- [MATERIAL FOR THIS TASK]:
-*-*-

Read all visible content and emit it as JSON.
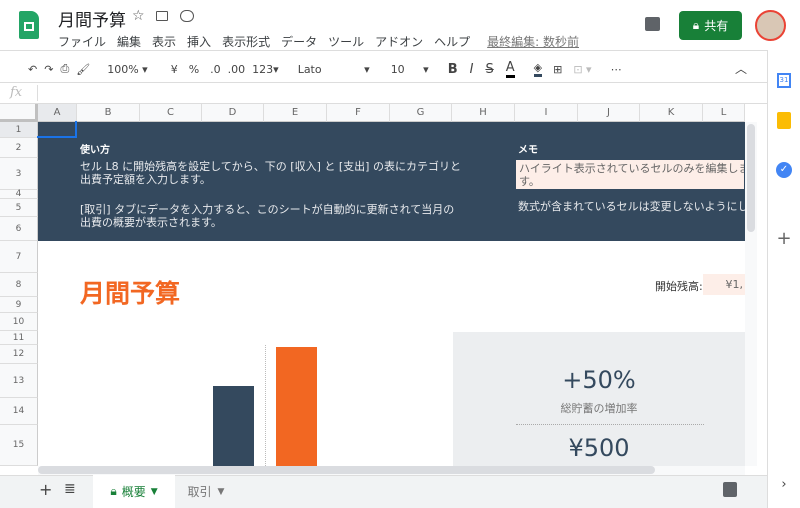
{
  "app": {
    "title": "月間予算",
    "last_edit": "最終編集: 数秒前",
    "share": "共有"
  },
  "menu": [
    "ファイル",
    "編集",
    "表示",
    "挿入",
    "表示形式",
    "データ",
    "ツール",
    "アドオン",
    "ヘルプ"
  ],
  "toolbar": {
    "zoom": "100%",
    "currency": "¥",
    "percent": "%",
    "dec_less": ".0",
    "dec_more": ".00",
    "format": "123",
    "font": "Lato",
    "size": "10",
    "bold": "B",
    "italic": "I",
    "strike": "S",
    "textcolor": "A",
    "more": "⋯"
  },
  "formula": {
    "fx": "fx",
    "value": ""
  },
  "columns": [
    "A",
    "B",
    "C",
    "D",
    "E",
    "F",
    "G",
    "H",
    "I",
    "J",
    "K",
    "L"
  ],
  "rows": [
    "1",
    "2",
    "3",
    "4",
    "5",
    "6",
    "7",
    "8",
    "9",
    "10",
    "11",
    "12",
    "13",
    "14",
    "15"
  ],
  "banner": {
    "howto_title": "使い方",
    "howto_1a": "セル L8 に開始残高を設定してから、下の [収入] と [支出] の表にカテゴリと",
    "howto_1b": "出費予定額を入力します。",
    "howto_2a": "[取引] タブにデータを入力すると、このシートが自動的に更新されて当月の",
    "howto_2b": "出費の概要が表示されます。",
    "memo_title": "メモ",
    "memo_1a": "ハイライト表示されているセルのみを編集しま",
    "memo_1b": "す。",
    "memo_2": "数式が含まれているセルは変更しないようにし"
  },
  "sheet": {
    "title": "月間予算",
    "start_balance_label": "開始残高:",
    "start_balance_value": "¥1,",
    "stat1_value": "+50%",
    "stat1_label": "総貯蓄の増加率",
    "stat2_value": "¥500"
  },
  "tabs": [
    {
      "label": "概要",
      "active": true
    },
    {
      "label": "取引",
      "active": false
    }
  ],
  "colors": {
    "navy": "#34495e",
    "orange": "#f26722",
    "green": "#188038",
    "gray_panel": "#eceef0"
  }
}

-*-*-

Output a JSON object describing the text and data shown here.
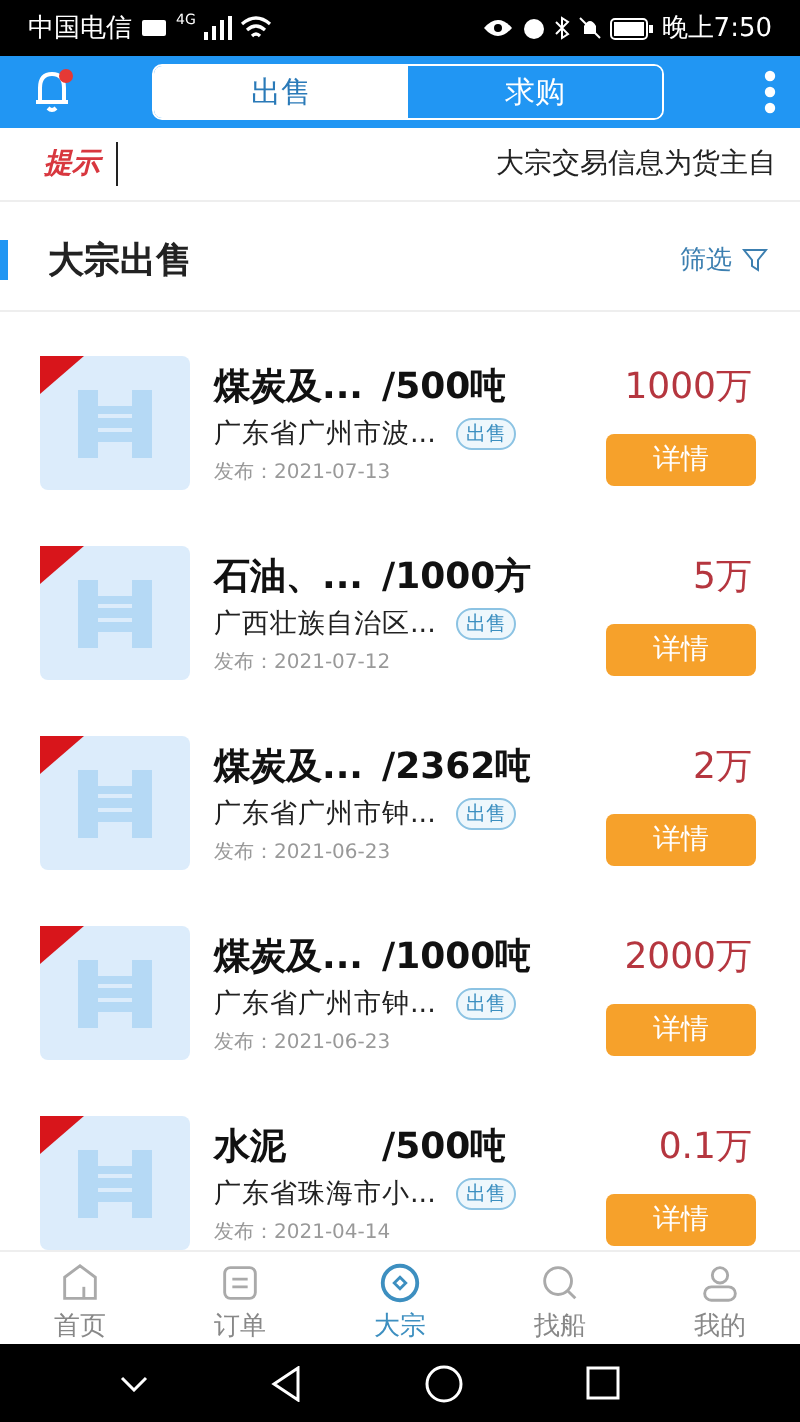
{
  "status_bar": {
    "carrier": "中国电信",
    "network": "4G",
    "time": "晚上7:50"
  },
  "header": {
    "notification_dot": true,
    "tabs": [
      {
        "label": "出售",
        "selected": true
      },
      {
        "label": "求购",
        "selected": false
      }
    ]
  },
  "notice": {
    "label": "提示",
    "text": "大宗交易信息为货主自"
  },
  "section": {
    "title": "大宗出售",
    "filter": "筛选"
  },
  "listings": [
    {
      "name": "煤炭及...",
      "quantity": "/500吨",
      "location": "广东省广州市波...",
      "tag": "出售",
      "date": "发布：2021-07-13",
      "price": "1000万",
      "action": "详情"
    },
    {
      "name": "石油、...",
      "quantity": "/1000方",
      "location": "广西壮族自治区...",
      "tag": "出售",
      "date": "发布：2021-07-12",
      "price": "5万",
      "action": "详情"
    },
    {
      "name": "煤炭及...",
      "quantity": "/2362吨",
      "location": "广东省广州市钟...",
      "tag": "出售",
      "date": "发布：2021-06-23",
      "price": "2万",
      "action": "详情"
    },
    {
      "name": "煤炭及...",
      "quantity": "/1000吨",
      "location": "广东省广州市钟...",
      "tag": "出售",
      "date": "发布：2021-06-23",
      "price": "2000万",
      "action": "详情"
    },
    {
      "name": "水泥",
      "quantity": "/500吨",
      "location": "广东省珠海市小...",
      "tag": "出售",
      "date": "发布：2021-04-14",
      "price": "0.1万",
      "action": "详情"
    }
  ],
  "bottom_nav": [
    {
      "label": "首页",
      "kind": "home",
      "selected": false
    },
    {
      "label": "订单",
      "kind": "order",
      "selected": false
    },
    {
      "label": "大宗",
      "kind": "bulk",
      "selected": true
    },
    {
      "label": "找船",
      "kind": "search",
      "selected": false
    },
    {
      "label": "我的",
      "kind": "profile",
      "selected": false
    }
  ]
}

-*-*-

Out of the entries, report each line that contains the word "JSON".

- [TASK SOLUTION]:
Read all visible content and emit it as JSON.
Output a JSON object describing the text and data shown here.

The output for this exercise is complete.